_What you should do_
Across the entries, how many lines have the string "chevron" in them? Reply with only a number.

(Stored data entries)

□ □ □ □ □

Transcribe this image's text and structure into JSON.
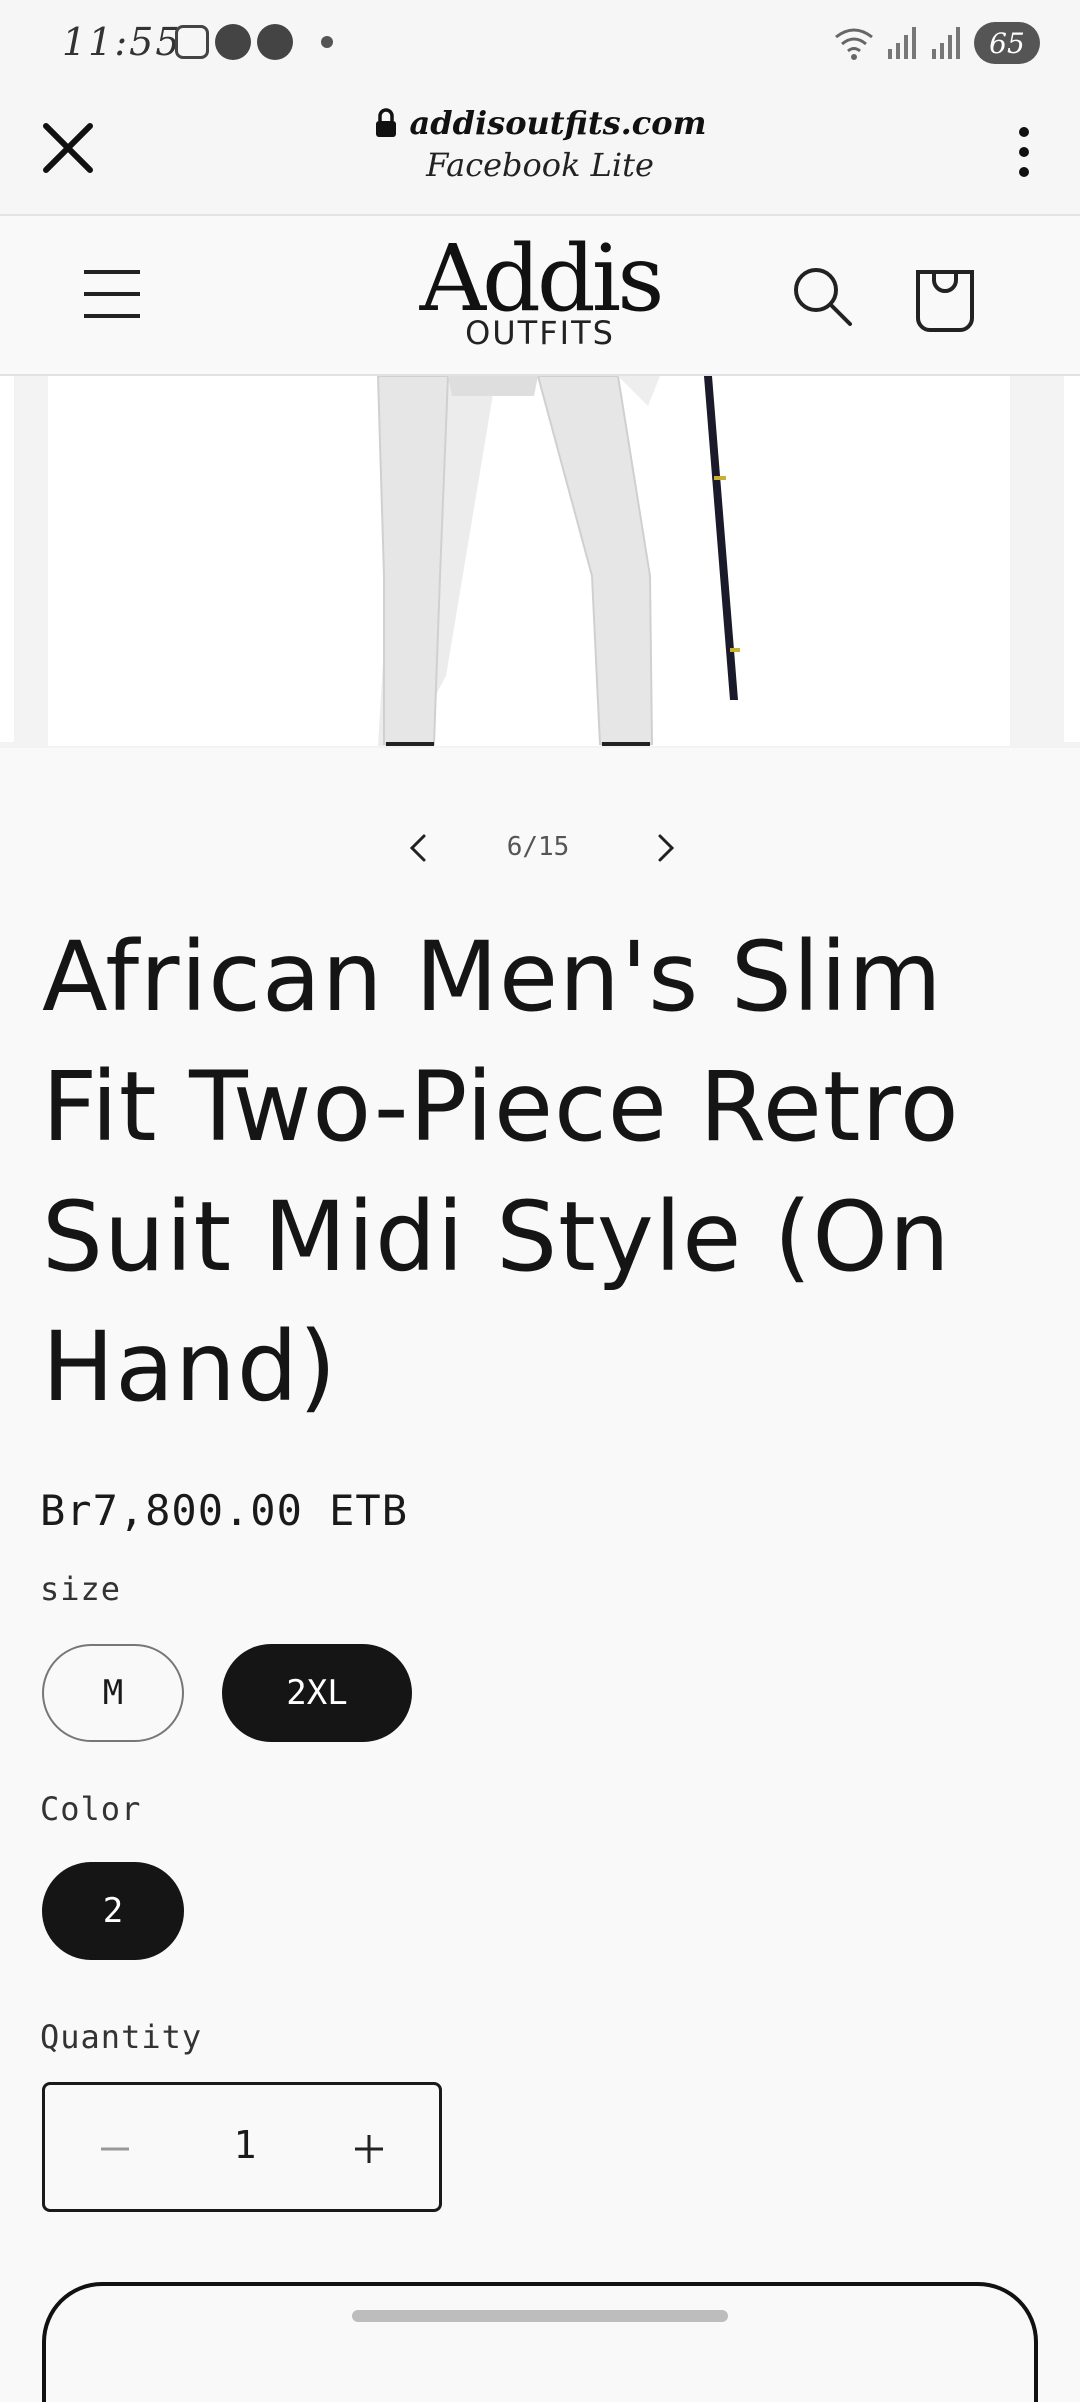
{
  "status_bar": {
    "time": "11:55",
    "battery": "65"
  },
  "browser": {
    "url": "addisoutfits.com",
    "subtitle": "Facebook Lite"
  },
  "header": {
    "logo_main": "Addis",
    "logo_sub": "OUTFITS"
  },
  "gallery": {
    "counter": "6/15"
  },
  "product": {
    "title": "African Men's Slim Fit Two-Piece Retro Suit Midi Style (On Hand)",
    "price": "Br7,800.00 ETB"
  },
  "options": {
    "size_label": "size",
    "sizes": [
      {
        "label": "M",
        "selected": false
      },
      {
        "label": "2XL",
        "selected": true
      }
    ],
    "color_label": "Color",
    "colors": [
      {
        "label": "2",
        "selected": true
      }
    ]
  },
  "quantity": {
    "label": "Quantity",
    "value": "1"
  },
  "colors": {
    "background": "#f9f9f9",
    "text": "#151515",
    "selected_pill": "#151515"
  },
  "icons": [
    "close-icon",
    "lock-icon",
    "more-vert-icon",
    "menu-icon",
    "search-icon",
    "cart-icon",
    "chevron-left-icon",
    "chevron-right-icon",
    "minus-icon",
    "plus-icon"
  ]
}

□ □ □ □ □

_Written solution_
2